“Patients with anorexia have a range of social difficulties which often start in their early teenage years, before the onset of the illness. These social problems, which can result in isolation, may be important in understanding both the onset and maintenance of anorexia. By using oxytocin as a potential treatment for anorexia, we are focusing on some of these underlying problems we see in patients. “Says Professor Janet Treasure from the Eating Disorders Section in the Department of Psychological Medicine at King’s College London’s Institute of Psychiatry and senior author on both studies.
As stated in an introductory article to oxytocin: Oxytocin is a hormone released naturally during bonding, including sex, childbirth and breastfeeding. As a synthesized product, it has been tested as a treatment for many psychiatric disorders, and has been shown to have benefits in lowering social anxiety in people with autism.
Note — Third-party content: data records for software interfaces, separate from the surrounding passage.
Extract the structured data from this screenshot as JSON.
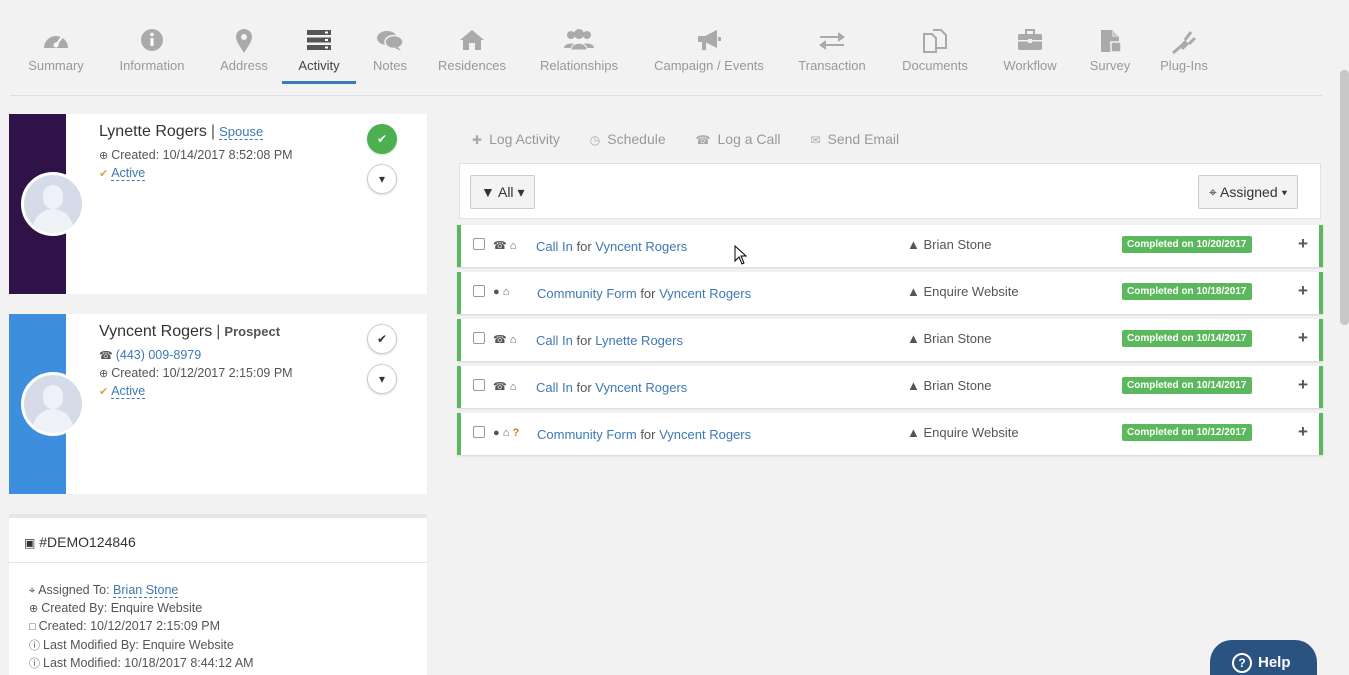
{
  "nav": {
    "tabs": [
      {
        "label": "Summary",
        "icon": "dashboard-icon"
      },
      {
        "label": "Information",
        "icon": "info-icon"
      },
      {
        "label": "Address",
        "icon": "map-marker-icon"
      },
      {
        "label": "Activity",
        "icon": "server-icon",
        "active": true
      },
      {
        "label": "Notes",
        "icon": "comments-icon"
      },
      {
        "label": "Residences",
        "icon": "home-icon"
      },
      {
        "label": "Relationships",
        "icon": "users-icon"
      },
      {
        "label": "Campaign / Events",
        "icon": "bullhorn-icon"
      },
      {
        "label": "Transaction",
        "icon": "exchange-icon"
      },
      {
        "label": "Documents",
        "icon": "files-icon"
      },
      {
        "label": "Workflow",
        "icon": "briefcase-icon"
      },
      {
        "label": "Survey",
        "icon": "survey-icon"
      },
      {
        "label": "Plug-Ins",
        "icon": "plug-icon"
      }
    ]
  },
  "contacts": [
    {
      "name": "Lynette Rogers",
      "role": "Spouse",
      "created": "Created: 10/14/2017 8:52:08 PM",
      "status": "Active",
      "stripe_color": "#2f1248"
    },
    {
      "name": "Vyncent Rogers",
      "role": "Prospect",
      "phone": "(443) 009-8979",
      "created": "Created: 10/12/2017 2:15:09 PM",
      "status": "Active",
      "stripe_color": "#3d8fdd"
    }
  ],
  "case": {
    "id": "#DEMO124846",
    "assigned_label": "Assigned To:",
    "assigned_to": "Brian Stone",
    "created_by": "Created By: Enquire Website",
    "created": "Created: 10/12/2017 2:15:09 PM",
    "modified_by": "Last Modified By: Enquire Website",
    "modified": "Last Modified: 10/18/2017 8:44:12 AM"
  },
  "actions": {
    "log_activity": "Log Activity",
    "schedule": "Schedule",
    "log_call": "Log a Call",
    "send_email": "Send Email"
  },
  "filter": {
    "all_label": "All",
    "assigned_label": "Assigned"
  },
  "activities": [
    {
      "type": "Call In",
      "for": "for",
      "who": "Vyncent Rogers",
      "icons": "phone",
      "user": "Brian Stone",
      "status": "Completed on 10/20/2017"
    },
    {
      "type": "Community Form",
      "for": "for",
      "who": "Vyncent Rogers",
      "icons": "globe",
      "user": "Enquire Website",
      "status": "Completed on 10/18/2017"
    },
    {
      "type": "Call In",
      "for": "for",
      "who": "Lynette Rogers",
      "icons": "phone",
      "user": "Brian Stone",
      "status": "Completed on 10/14/2017"
    },
    {
      "type": "Call In",
      "for": "for",
      "who": "Vyncent Rogers",
      "icons": "phone",
      "user": "Brian Stone",
      "status": "Completed on 10/14/2017"
    },
    {
      "type": "Community Form",
      "for": "for",
      "who": "Vyncent Rogers",
      "icons": "globe-question",
      "user": "Enquire Website",
      "status": "Completed on 10/12/2017"
    }
  ],
  "help": {
    "label": "Help"
  },
  "colors": {
    "accent": "#3c79b5",
    "success": "#5cb85c",
    "help_bg": "#2b5381"
  }
}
It helps improve relationships and settle problems with associated with social disorders.
In this study, the first of its king on this issue, 31 patients with anorexia and 33 healthy controls were given either a dose of oxytocin, delivered via nasal spray, or a placebo. The participants were then asked to look at sequences of images relating to foods some of which were in calories while others had low calories, body shape (fat and thin), and weight (scales). Once the images flashed on screen, the researchers measured how quickly participants identified the images. If they had a tendency to focus on the negative images, they would identify them more rapidly. The test was done before and after taking oxytocin or placebo.
After taking oxytocin, patients with anorexia reduced their focus on images of food and fat body parts. The effect of oxytocin was particularly strong in patients with anorexia who had greater communication problems. The findings of this study were published in Psychoneuroendocrinology.
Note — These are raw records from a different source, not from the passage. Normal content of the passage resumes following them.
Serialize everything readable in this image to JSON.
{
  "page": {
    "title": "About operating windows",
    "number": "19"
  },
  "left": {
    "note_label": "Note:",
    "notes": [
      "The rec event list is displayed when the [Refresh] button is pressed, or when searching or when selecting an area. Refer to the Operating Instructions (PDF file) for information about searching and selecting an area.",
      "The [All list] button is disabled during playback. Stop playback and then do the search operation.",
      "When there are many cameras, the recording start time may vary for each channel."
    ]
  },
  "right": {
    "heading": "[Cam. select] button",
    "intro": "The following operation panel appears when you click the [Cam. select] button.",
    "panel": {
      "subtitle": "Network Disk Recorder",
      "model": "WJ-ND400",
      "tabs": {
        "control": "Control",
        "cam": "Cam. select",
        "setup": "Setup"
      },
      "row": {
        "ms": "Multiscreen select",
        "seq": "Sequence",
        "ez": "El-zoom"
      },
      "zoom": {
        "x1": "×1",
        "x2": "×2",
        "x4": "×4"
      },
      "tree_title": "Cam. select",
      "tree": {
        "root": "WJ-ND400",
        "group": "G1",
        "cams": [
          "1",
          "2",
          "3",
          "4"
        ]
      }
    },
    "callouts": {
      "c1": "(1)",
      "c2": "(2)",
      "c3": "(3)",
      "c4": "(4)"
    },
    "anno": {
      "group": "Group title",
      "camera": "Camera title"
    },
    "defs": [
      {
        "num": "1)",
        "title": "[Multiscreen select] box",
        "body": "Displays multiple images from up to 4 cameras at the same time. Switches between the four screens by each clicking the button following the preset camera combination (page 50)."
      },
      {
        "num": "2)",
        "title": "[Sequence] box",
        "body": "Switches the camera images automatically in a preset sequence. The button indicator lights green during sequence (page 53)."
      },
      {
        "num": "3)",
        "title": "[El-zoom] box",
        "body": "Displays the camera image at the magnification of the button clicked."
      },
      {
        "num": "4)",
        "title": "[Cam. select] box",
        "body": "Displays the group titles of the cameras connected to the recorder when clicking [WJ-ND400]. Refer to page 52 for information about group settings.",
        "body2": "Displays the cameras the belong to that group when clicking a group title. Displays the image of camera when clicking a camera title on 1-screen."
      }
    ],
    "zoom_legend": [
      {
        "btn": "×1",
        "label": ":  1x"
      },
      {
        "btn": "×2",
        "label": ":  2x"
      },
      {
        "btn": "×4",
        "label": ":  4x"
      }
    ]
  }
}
After the first phase of the test, the second test was done and it involved the same participants, A similar test was done, before and after oxytocin or placebo, but this time the stimuli was changed as it involved testing the participants’ reactions to facial expressions, such as anger, disgust or happiness unlike in the first phase where it involved images of food, body and weights. After taking a dose of oxytocin, patients with anorexia were less likely to focus on the ‘disgust’ faces. They were also less likely to avoid looking at angry faces, and became simply vigilant to them. The findings of this study were published in PLOS ONE.
“Our research shows that oxytocin reduces patients’ unconscious tendencies to focus on food, body shape, and negative emotions such as disgust. There is currently a lack of effective pharmacological treatments for anorexia. Our research adds important evidence to the increasing literature on oxytocin treatments for mental illnesses, and hints at the advent of a novel, ground-breaking treatment option for patients with anorexia.” says Prof Youl-Ri Kim, from Inje University in Seoul, South Korea and lead author on both studies.
“This is early stage research with a small number of participants, but it’s hugely exciting to see the potential this treatment could have. We need much larger trials, on more diverse populations, before we can start to make a difference to how patients are treated.” adds, Prof Treasure.
With ongoing research new and even better treatments will be discovered and fighting eating disorders will be a lot easier. These problems need to be treated effectively through integrative medicine. Dr. Dalal Akoury (MD) is an expert at this. Call her on (843) 213-1480 for help.